• EXERCISE DESCRIPTION
Reproduce the entries exactly.

START THE DATA

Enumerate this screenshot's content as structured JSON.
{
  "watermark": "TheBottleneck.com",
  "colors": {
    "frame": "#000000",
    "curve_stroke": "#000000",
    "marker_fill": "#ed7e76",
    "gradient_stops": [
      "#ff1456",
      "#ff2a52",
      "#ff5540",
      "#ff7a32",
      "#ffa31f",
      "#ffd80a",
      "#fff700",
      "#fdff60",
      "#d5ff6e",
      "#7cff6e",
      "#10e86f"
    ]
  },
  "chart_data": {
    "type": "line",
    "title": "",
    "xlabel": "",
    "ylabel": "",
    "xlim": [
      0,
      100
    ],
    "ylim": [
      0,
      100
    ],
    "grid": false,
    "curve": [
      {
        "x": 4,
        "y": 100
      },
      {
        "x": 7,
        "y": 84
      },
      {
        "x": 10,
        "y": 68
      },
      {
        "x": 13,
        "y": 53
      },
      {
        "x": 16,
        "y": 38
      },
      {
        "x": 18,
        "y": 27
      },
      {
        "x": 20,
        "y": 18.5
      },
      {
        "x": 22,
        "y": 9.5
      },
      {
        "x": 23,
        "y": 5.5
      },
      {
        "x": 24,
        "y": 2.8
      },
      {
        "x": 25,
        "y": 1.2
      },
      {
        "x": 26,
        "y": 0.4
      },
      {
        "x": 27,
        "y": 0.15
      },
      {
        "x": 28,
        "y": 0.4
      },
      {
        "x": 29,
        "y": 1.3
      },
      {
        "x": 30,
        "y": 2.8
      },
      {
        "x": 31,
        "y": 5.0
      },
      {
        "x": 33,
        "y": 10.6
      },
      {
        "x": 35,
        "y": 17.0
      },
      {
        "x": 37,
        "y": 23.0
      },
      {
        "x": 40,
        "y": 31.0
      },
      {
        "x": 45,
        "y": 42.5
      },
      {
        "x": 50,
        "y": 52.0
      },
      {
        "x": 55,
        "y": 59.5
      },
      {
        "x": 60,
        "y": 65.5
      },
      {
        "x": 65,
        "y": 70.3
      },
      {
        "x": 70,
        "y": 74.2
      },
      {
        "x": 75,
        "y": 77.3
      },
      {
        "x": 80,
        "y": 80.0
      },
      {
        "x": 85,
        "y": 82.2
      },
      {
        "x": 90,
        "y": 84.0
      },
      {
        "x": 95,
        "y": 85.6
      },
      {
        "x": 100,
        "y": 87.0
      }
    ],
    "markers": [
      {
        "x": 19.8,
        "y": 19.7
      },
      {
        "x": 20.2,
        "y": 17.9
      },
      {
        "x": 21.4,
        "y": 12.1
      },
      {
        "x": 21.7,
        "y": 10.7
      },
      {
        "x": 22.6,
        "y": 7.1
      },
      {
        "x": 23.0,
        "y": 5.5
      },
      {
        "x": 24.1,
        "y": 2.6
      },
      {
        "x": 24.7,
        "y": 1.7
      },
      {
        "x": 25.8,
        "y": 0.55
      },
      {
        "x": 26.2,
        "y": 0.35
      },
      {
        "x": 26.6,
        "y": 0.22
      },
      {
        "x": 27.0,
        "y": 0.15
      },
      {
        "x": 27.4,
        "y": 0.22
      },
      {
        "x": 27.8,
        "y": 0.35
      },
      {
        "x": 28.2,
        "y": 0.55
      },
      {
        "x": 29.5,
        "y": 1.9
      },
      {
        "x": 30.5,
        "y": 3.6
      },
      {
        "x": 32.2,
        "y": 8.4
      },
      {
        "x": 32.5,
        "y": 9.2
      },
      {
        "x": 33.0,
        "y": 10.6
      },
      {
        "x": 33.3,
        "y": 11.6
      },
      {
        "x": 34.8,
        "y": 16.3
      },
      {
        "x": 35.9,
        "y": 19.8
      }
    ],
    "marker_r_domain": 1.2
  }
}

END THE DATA

• EXERCISE ANSWER
Enumerate this screenshot's content as structured JSON.
{
  "watermark": "TheBottleneck.com",
  "colors": {
    "frame": "#000000",
    "curve_stroke": "#000000",
    "marker_fill": "#ed7e76",
    "gradient_stops": [
      "#ff1456",
      "#ff2a52",
      "#ff5540",
      "#ff7a32",
      "#ffa31f",
      "#ffd80a",
      "#fff700",
      "#fdff60",
      "#d5ff6e",
      "#7cff6e",
      "#10e86f"
    ]
  },
  "chart_data": {
    "type": "line",
    "title": "",
    "xlabel": "",
    "ylabel": "",
    "xlim": [
      0,
      100
    ],
    "ylim": [
      0,
      100
    ],
    "grid": false,
    "curve": [
      {
        "x": 4,
        "y": 100
      },
      {
        "x": 7,
        "y": 84
      },
      {
        "x": 10,
        "y": 68
      },
      {
        "x": 13,
        "y": 53
      },
      {
        "x": 16,
        "y": 38
      },
      {
        "x": 18,
        "y": 27
      },
      {
        "x": 20,
        "y": 18.5
      },
      {
        "x": 22,
        "y": 9.5
      },
      {
        "x": 23,
        "y": 5.5
      },
      {
        "x": 24,
        "y": 2.8
      },
      {
        "x": 25,
        "y": 1.2
      },
      {
        "x": 26,
        "y": 0.4
      },
      {
        "x": 27,
        "y": 0.15
      },
      {
        "x": 28,
        "y": 0.4
      },
      {
        "x": 29,
        "y": 1.3
      },
      {
        "x": 30,
        "y": 2.8
      },
      {
        "x": 31,
        "y": 5.0
      },
      {
        "x": 33,
        "y": 10.6
      },
      {
        "x": 35,
        "y": 17.0
      },
      {
        "x": 37,
        "y": 23.0
      },
      {
        "x": 40,
        "y": 31.0
      },
      {
        "x": 45,
        "y": 42.5
      },
      {
        "x": 50,
        "y": 52.0
      },
      {
        "x": 55,
        "y": 59.5
      },
      {
        "x": 60,
        "y": 65.5
      },
      {
        "x": 65,
        "y": 70.3
      },
      {
        "x": 70,
        "y": 74.2
      },
      {
        "x": 75,
        "y": 77.3
      },
      {
        "x": 80,
        "y": 80.0
      },
      {
        "x": 85,
        "y": 82.2
      },
      {
        "x": 90,
        "y": 84.0
      },
      {
        "x": 95,
        "y": 85.6
      },
      {
        "x": 100,
        "y": 87.0
      }
    ],
    "markers": [
      {
        "x": 19.8,
        "y": 19.7
      },
      {
        "x": 20.2,
        "y": 17.9
      },
      {
        "x": 21.4,
        "y": 12.1
      },
      {
        "x": 21.7,
        "y": 10.7
      },
      {
        "x": 22.6,
        "y": 7.1
      },
      {
        "x": 23.0,
        "y": 5.5
      },
      {
        "x": 24.1,
        "y": 2.6
      },
      {
        "x": 24.7,
        "y": 1.7
      },
      {
        "x": 25.8,
        "y": 0.55
      },
      {
        "x": 26.2,
        "y": 0.35
      },
      {
        "x": 26.6,
        "y": 0.22
      },
      {
        "x": 27.0,
        "y": 0.15
      },
      {
        "x": 27.4,
        "y": 0.22
      },
      {
        "x": 27.8,
        "y": 0.35
      },
      {
        "x": 28.2,
        "y": 0.55
      },
      {
        "x": 29.5,
        "y": 1.9
      },
      {
        "x": 30.5,
        "y": 3.6
      },
      {
        "x": 32.2,
        "y": 8.4
      },
      {
        "x": 32.5,
        "y": 9.2
      },
      {
        "x": 33.0,
        "y": 10.6
      },
      {
        "x": 33.3,
        "y": 11.6
      },
      {
        "x": 34.8,
        "y": 16.3
      },
      {
        "x": 35.9,
        "y": 19.8
      }
    ],
    "marker_r_domain": 1.2
  }
}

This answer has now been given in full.